If you fall into this category of prepping, the only real reason you might want this machine is because of special dietary needs that can’t be met commercially or perhaps you just don’t like commercial offerings and you want to make your own. I do know many preppers that do precisely that. Mountain House Stroganoff is most likely not what your mother made and you may not like it all. I’ve never seen a commercially-produced freeze-dried lasagna that even resembled one that I got at an Italian restaurant. You can, however, easily make these things on your own with this machine.
This is where the Harvest Right shines. The typical mantra of this type of prepper is: “Eat what you store. Store what you eat.” The long-term shelf life isn’t as important, because this prepper constantly eats out of the pantry. You eat the older foods while new foods go to the back of the pantry. Their typical pantry system only has foods that are as old as the amount of food you have stored. If you have a three year pantry, then the oldest food is probably about three years old. The long shelf life of freeze-dried foods is irrelevant here (unless you have a couple of packages that get “lost” in the shuffle).
A prepper following this food system would constantly find themselves buying expensive freeze-dried foods and using them in their normal daily living. Most don’t even bother because of the expense. The Harvest Right machine allows this type of prepper to incorporate freeze-dried foods into their system. This has the effect of making their storage system much more robust. It will now survive loss of power (for the food freezers).
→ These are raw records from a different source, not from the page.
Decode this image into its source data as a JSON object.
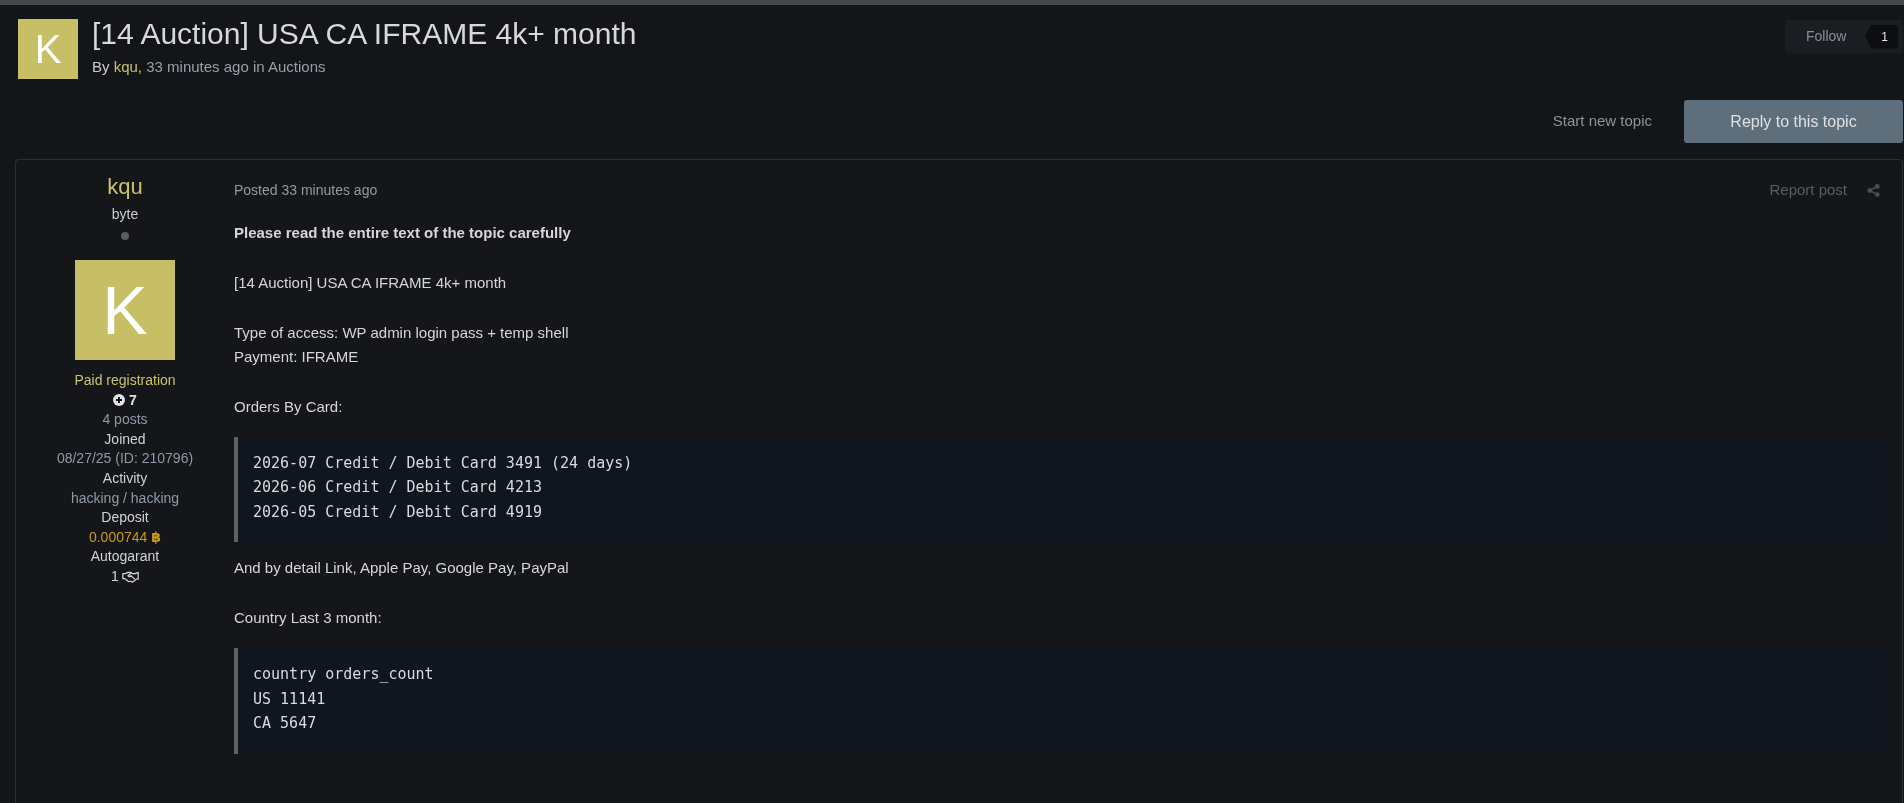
{
  "topic": {
    "avatar_letter": "K",
    "title": "[14 Auction] USA CA IFRAME 4k+ month",
    "byline": {
      "prefix": "By",
      "author": "kqu,",
      "middle": "33 minutes ago in",
      "forum": "Auctions"
    }
  },
  "follow": {
    "label": "Follow",
    "count": "1"
  },
  "actions": {
    "start_topic": "Start new topic",
    "reply": "Reply to this topic"
  },
  "post": {
    "author": {
      "name": "kqu",
      "rank": "byte",
      "online": false,
      "avatar_letter": "K",
      "group": "Paid registration",
      "reputation": "7",
      "posts": "4 posts",
      "fields": [
        {
          "kind": "text",
          "label": "Joined",
          "value": "08/27/25 (ID: 210796)"
        },
        {
          "kind": "text",
          "label": "Activity",
          "value": "hacking / hacking"
        },
        {
          "kind": "deposit",
          "label": "Deposit",
          "value": "0.000744",
          "symbol": "฿"
        },
        {
          "kind": "deals",
          "label": "Autogarant",
          "value": "1"
        }
      ]
    },
    "posted": "Posted 33 minutes ago",
    "report": "Report post",
    "body": [
      {
        "kind": "paragraph",
        "bold": true,
        "lines": [
          "Please read the entire text of the topic carefully"
        ]
      },
      {
        "kind": "paragraph",
        "bold": false,
        "lines": [
          "[14 Auction] USA CA IFRAME 4k+ month"
        ]
      },
      {
        "kind": "paragraph",
        "bold": false,
        "lines": [
          "Type of access: WP admin login pass + temp shell",
          "Payment: IFRAME"
        ]
      },
      {
        "kind": "paragraph",
        "bold": false,
        "lines": [
          "Orders By Card:"
        ]
      },
      {
        "kind": "code",
        "lines": [
          "2026-07 Credit / Debit Card 3491 (24 days)",
          "2026-06 Credit / Debit Card 4213",
          "2026-05 Credit / Debit Card 4919"
        ]
      },
      {
        "kind": "paragraph",
        "bold": false,
        "lines": [
          "And by detail Link, Apple Pay, Google Pay, PayPal"
        ]
      },
      {
        "kind": "paragraph",
        "bold": false,
        "lines": [
          "Country Last 3 month:"
        ]
      },
      {
        "kind": "code",
        "lines": [
          "country orders_count",
          "US 11141",
          "CA 5647"
        ]
      }
    ]
  }
}
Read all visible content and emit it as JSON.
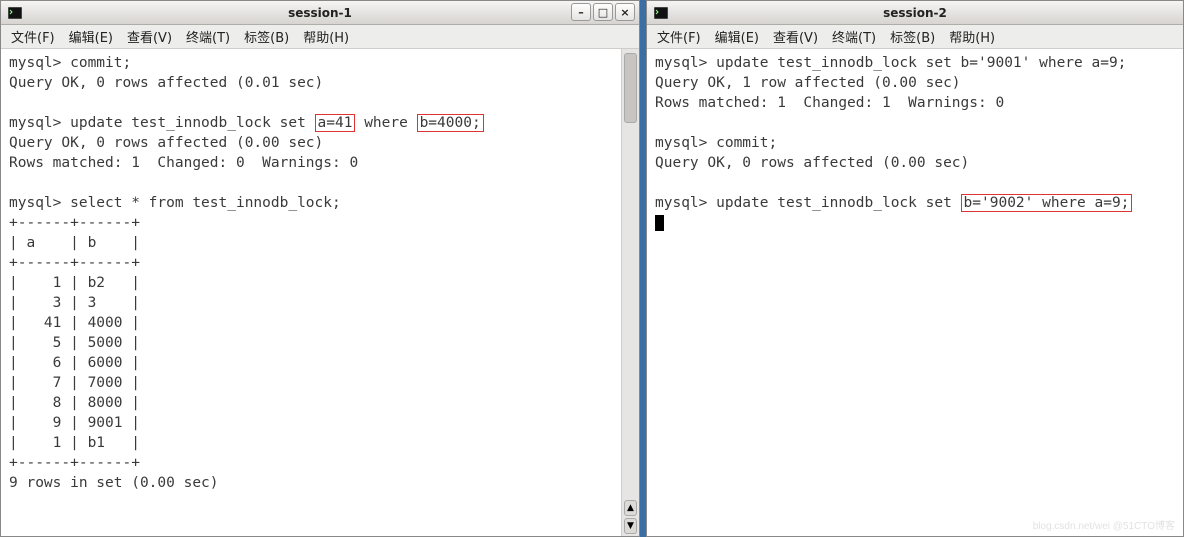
{
  "window1": {
    "title": "session-1",
    "menu": [
      "文件(F)",
      "编辑(E)",
      "查看(V)",
      "终端(T)",
      "标签(B)",
      "帮助(H)"
    ],
    "controls": {
      "min": "–",
      "max": "□",
      "close": "×"
    },
    "term": {
      "l0": "mysql> commit;",
      "l1": "Query OK, 0 rows affected (0.01 sec)",
      "l2": "",
      "l3a": "mysql> update test_innodb_lock set ",
      "l3b": "a=41",
      "l3c": " where ",
      "l3d": "b=4000;",
      "l4": "Query OK, 0 rows affected (0.00 sec)",
      "l5": "Rows matched: 1  Changed: 0  Warnings: 0",
      "l6": "",
      "l7": "mysql> select * from test_innodb_lock;",
      "l8": "+------+------+",
      "l9": "| a    | b    |",
      "l10": "+------+------+",
      "l11": "|    1 | b2   |",
      "l12": "|    3 | 3    |",
      "l13": "|   41 | 4000 |",
      "l14": "|    5 | 5000 |",
      "l15": "|    6 | 6000 |",
      "l16": "|    7 | 7000 |",
      "l17": "|    8 | 8000 |",
      "l18": "|    9 | 9001 |",
      "l19": "|    1 | b1   |",
      "l20": "+------+------+",
      "l21": "9 rows in set (0.00 sec)"
    }
  },
  "window2": {
    "title": "session-2",
    "menu": [
      "文件(F)",
      "编辑(E)",
      "查看(V)",
      "终端(T)",
      "标签(B)",
      "帮助(H)"
    ],
    "term": {
      "l0": "mysql> update test_innodb_lock set b='9001' where a=9;",
      "l1": "Query OK, 1 row affected (0.00 sec)",
      "l2": "Rows matched: 1  Changed: 1  Warnings: 0",
      "l3": "",
      "l4": "mysql> commit;",
      "l5": "Query OK, 0 rows affected (0.00 sec)",
      "l6": "",
      "l7a": "mysql> update test_innodb_lock set ",
      "l7b": "b='9002' where a=9;"
    }
  },
  "watermark": "blog.csdn.net/wei @51CTO博客"
}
This is the method that we use, though we use a mixture of fresh, frozen, freeze dried, and canned foods. If you fall in this category and can deal with the maintenance headaches of the machine, you will be very happy with the purchase.
Is it worth it?
For my family, the answer is such a powerful “Yes!” that we own multiple units. For you, only you can decide. Hopefully, this review has given you enough information to make that decision.
We’ve accumulated enough data that there are a couple more articles on the way. These will focus on different maintenance and operation aspects of the machine. Over the next couple of months, I’ll assemble those into a few more articles to share with SurvivalBlog readers.